“If you can send an email, you have the ‘computer skills’ needed to operate the laptop with Holley EFI,” Flynn asserts. “The lack of knowledge usually comes down to pure tuning or a lack of basic understanding on how EFI systems operate. A person that is truly a good carb tuner, and there aren’t a ton, has the tuning skills needed. Their issue is usually just plain being scared of punching keys. Once they get over that, they usually love EFI, as it doesn’t have tuning compromises faced with a carburetor.”
Since the Dominator has the native ability to integrate with drive-by-wire throttle controls and GM electronic automatic transmissions, it’s an excellent choice for engine swaps. Rather than a patchwork of separate controls, pretty much any electronic function can be managed by the Dominator, making for a cleaner and more reliable installation with fewer headaches.
On the engine dyno at Westech, the Dominator’s software made for a quick initial setup and easy tweaks to get our LSX376-B15 in the zone.
Suitable for Any Need or Budget

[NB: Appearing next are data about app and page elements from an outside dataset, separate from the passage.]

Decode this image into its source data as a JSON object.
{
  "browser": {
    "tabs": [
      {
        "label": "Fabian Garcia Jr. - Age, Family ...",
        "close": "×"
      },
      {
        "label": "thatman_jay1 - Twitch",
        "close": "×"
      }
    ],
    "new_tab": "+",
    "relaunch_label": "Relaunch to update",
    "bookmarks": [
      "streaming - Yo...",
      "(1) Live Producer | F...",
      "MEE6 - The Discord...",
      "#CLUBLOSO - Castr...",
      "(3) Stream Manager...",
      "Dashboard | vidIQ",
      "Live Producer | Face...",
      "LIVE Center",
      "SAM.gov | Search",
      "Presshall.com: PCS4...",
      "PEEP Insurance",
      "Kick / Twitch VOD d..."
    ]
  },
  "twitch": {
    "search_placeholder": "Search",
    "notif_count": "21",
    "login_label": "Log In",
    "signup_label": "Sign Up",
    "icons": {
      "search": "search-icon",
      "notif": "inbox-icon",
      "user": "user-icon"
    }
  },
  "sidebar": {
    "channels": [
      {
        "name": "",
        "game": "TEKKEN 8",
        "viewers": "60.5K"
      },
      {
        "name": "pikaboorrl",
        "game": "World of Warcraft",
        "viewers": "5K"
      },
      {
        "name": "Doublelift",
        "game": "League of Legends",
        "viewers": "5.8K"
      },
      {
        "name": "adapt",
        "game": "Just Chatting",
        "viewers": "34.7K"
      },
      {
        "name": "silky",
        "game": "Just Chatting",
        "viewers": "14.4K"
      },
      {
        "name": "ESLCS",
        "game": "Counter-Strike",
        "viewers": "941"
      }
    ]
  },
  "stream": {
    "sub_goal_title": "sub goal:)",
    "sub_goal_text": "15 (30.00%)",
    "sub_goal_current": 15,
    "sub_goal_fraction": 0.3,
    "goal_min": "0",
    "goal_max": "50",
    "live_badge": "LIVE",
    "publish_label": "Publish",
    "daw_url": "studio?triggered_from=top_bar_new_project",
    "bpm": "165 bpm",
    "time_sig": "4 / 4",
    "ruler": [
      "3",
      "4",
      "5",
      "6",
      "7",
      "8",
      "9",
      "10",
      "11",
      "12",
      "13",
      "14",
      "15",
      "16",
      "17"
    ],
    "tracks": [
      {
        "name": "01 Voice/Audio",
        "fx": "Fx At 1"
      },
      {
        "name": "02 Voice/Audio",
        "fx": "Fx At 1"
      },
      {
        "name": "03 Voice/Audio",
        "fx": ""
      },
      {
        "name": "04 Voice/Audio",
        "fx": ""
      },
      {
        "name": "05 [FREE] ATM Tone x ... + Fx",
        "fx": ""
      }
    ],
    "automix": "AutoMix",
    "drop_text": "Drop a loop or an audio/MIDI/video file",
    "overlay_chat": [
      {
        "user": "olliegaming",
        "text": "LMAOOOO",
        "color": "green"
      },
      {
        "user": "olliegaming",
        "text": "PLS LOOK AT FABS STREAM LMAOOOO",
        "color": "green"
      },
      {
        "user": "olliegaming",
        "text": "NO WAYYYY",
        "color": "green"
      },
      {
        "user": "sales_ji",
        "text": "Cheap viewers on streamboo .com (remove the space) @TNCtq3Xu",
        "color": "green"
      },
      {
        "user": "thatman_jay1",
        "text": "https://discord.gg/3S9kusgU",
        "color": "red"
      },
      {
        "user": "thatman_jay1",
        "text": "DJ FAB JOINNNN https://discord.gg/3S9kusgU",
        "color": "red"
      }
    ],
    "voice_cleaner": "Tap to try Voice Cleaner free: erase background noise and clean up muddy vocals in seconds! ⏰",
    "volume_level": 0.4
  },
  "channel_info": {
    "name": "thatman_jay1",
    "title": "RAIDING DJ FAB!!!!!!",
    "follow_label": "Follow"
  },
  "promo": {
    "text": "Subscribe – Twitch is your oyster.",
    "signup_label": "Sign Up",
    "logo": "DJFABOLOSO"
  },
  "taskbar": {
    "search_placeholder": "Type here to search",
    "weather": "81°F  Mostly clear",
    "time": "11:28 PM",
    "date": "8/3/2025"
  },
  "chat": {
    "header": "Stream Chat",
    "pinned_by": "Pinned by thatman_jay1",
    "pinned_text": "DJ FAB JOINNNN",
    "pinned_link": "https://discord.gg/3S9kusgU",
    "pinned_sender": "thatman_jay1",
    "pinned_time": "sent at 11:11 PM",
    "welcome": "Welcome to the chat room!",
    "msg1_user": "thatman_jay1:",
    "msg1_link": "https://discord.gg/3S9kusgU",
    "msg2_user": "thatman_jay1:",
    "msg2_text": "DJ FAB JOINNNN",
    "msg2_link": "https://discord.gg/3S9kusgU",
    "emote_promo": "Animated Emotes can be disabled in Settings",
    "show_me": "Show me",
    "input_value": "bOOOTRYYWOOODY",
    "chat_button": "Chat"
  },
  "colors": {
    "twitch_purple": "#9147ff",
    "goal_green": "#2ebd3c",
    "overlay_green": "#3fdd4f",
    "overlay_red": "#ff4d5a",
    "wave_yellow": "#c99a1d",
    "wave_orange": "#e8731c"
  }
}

The Holley EFI family has a solution for pretty much any need. If you’re replacing a carburetor for better cold starts, drivability, economy, and performance on a classic musclecar, and want a system that is easy to install and set up, the Terminator is an excellent choice. Doing an engine swap, but don’t want the hassles of trying to get a factory computer to play nicely with the components you’ve teamed up? The Holley HP is all over that job. And if you need a no-compromises, does-it-all engine management system for your race engine that covers your needs today and has room for growth tomorrow, then the Dominator EFI system is tailor-made for you.
Having worked with Holley quite a bit over the years, we also have to give proper credit to their staff for providing accessible expertise and advice as good as you’ll find in the automotive aftermarket. Their century-plus experience mixing fuel and air, combined with the fact that they’re enthusiasts at heart, makes for products that really feel like they are designed with the end user in mind. If you’re in the market for EFI at any level, from basic carb replacement to full-race, do yourself a favor and give Holley a look.